We dutifully order sake at Japanese restaurants, but we order it generically, as if there were just one giant sake bottle in the world.
The so-called rice wine is more accurately a still beer made from the fermented grain, and it can be traced back nearly 1,500 years. It's a mildly herb-flavored beverage, with a wide range, from sweet to dry, with varying degrees of fruitiness, that goes particularly well with seafood. Though we're accustomed to sipping it warm, sake--at least the good stuff--is better sampled chilled.
Japan is home to more than 2,000 sake companies; about 100 drinks are available in the United States, more every day it seems. The key factor in quality, beyond the water, is how much of the rice grain is used. The better sakes use highly polished grains, in which as much as 50% of the rice has been buffed away. These bottles can cost $200 and more.
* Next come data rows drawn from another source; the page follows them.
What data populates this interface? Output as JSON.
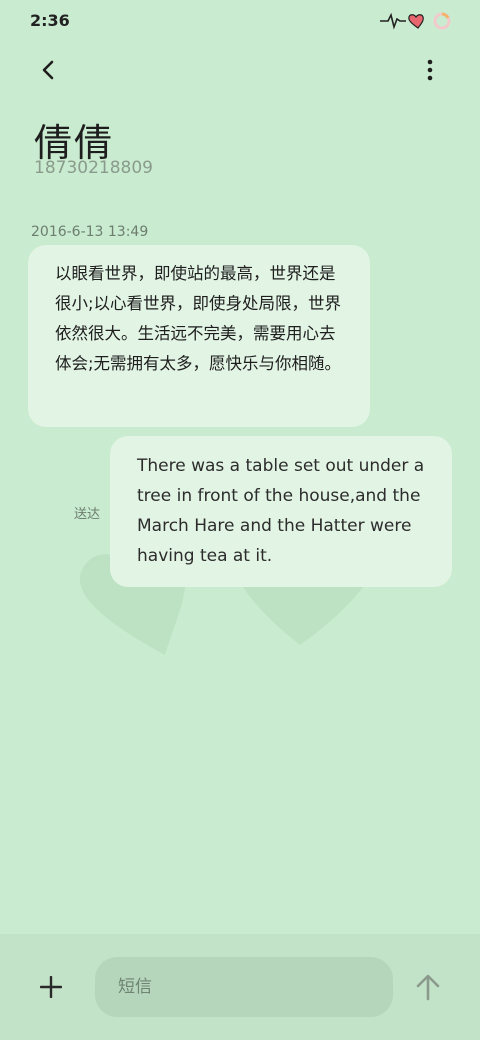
{
  "status_bar": {
    "time": "2:36",
    "icons": [
      "heartbeat-icon",
      "heart-icon",
      "battery-ring-icon"
    ]
  },
  "header": {
    "back_icon": "chevron-left-icon",
    "more_icon": "more-vertical-icon",
    "contact_name": "倩倩",
    "contact_number": "18730218809"
  },
  "conversation": {
    "timestamp": "2016-6-13 13:49",
    "incoming_message": "以眼看世界，即使站的最高，世界还是很小;以心看世界，即使身处局限，世界依然很大。生活远不完美，需要用心去体会;无需拥有太多，愿快乐与你相随。",
    "outgoing_message": "There was a table set out under a tree in front of the house,and the March Hare and the Hatter were having tea at it.",
    "outgoing_status": "送达"
  },
  "composer": {
    "add_icon": "plus-icon",
    "placeholder": "短信",
    "value": "",
    "send_icon": "arrow-up-icon"
  },
  "colors": {
    "background": "#c9ebcf",
    "bubble": "#e2f4e4",
    "input": "#b5d6bb",
    "secondary_text": "#8a9b8d"
  }
}
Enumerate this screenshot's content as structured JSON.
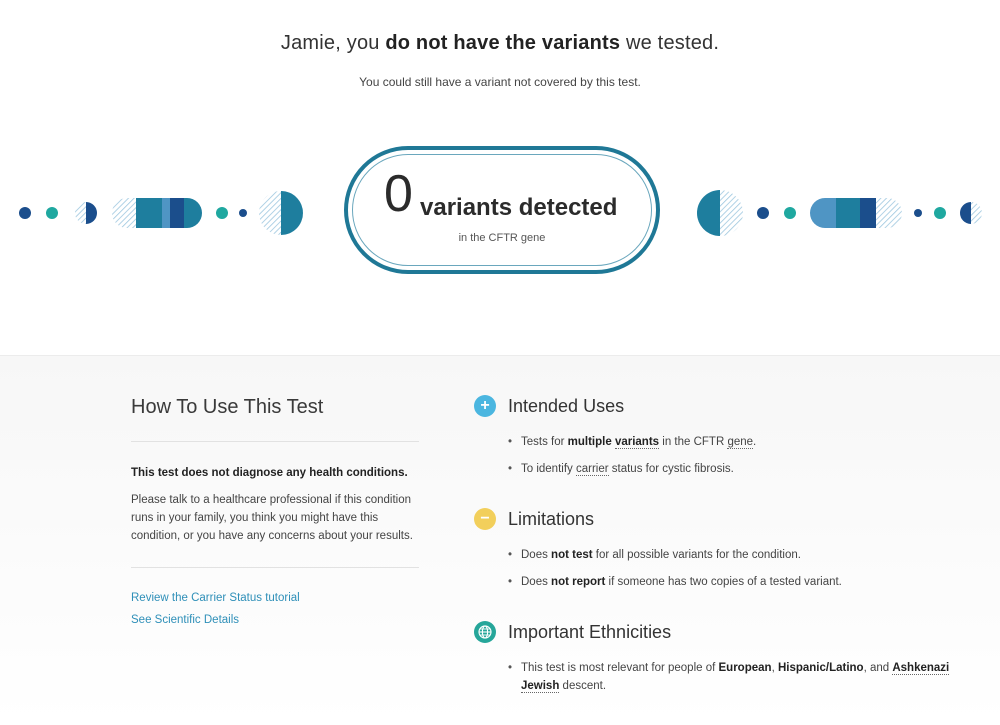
{
  "header": {
    "part1": "Jamie, you ",
    "bold": "do not have the variants",
    "part2": " we tested.",
    "subtitle": "You could still have a variant not covered by this test."
  },
  "result": {
    "count": "0",
    "label": "variants detected",
    "gene": "in the CFTR gene"
  },
  "how_to": {
    "title": "How To Use This Test",
    "bold_line": "This test does not diagnose any health conditions.",
    "paragraph": "Please talk to a healthcare professional if this condition runs in your family, you think you might have this condition, or you have any concerns about your results.",
    "links": [
      "Review the Carrier Status tutorial",
      "See Scientific Details"
    ]
  },
  "intended_uses": {
    "title": "Intended Uses",
    "icon": "plus-icon",
    "color": "#4bb6e0",
    "b1": {
      "a": "Tests for ",
      "b": "multiple",
      "c": " ",
      "d": "variants",
      "e": " in the CFTR ",
      "f": "gene",
      "g": "."
    },
    "b2": {
      "a": "To identify ",
      "b": "carrier",
      "c": " status for cystic fibrosis."
    }
  },
  "limitations": {
    "title": "Limitations",
    "icon": "minus-icon",
    "color": "#f2cf5b",
    "b1": {
      "a": "Does ",
      "b": "not test",
      "c": " for all possible variants for the condition."
    },
    "b2": {
      "a": "Does ",
      "b": "not report",
      "c": " if someone has two copies of a tested variant."
    }
  },
  "ethnicities": {
    "title": "Important Ethnicities",
    "icon": "globe-icon",
    "color": "#26a69a",
    "b1": {
      "a": "This test is most relevant for people of ",
      "b": "European",
      "c": ", ",
      "d": "Hispanic/Latino",
      "e": ", and ",
      "f": "Ashkenazi Jewish",
      "g": " descent."
    }
  },
  "colors": {
    "dark_blue": "#1b4e8c",
    "teal": "#1fa8a0",
    "mid_blue": "#1e7e9e",
    "light_blue": "#4f95c4",
    "pill_border": "#1f7896",
    "link": "#2e8fb8"
  }
}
At Sai Sai in the Regal Biltmore Hotel, General Manager Suki Yanagi is proud of his sake list, which features more than 20 bottles, including Hakushika Sake, the Golden, Colo., offshoot of a Japanese manufacturer that dates back to 1662. Choose your own sakazuki (sake cup) from the tray a waitress brings to the table; pour from the tokkuri (flask) and toast (kanpai) before you sip.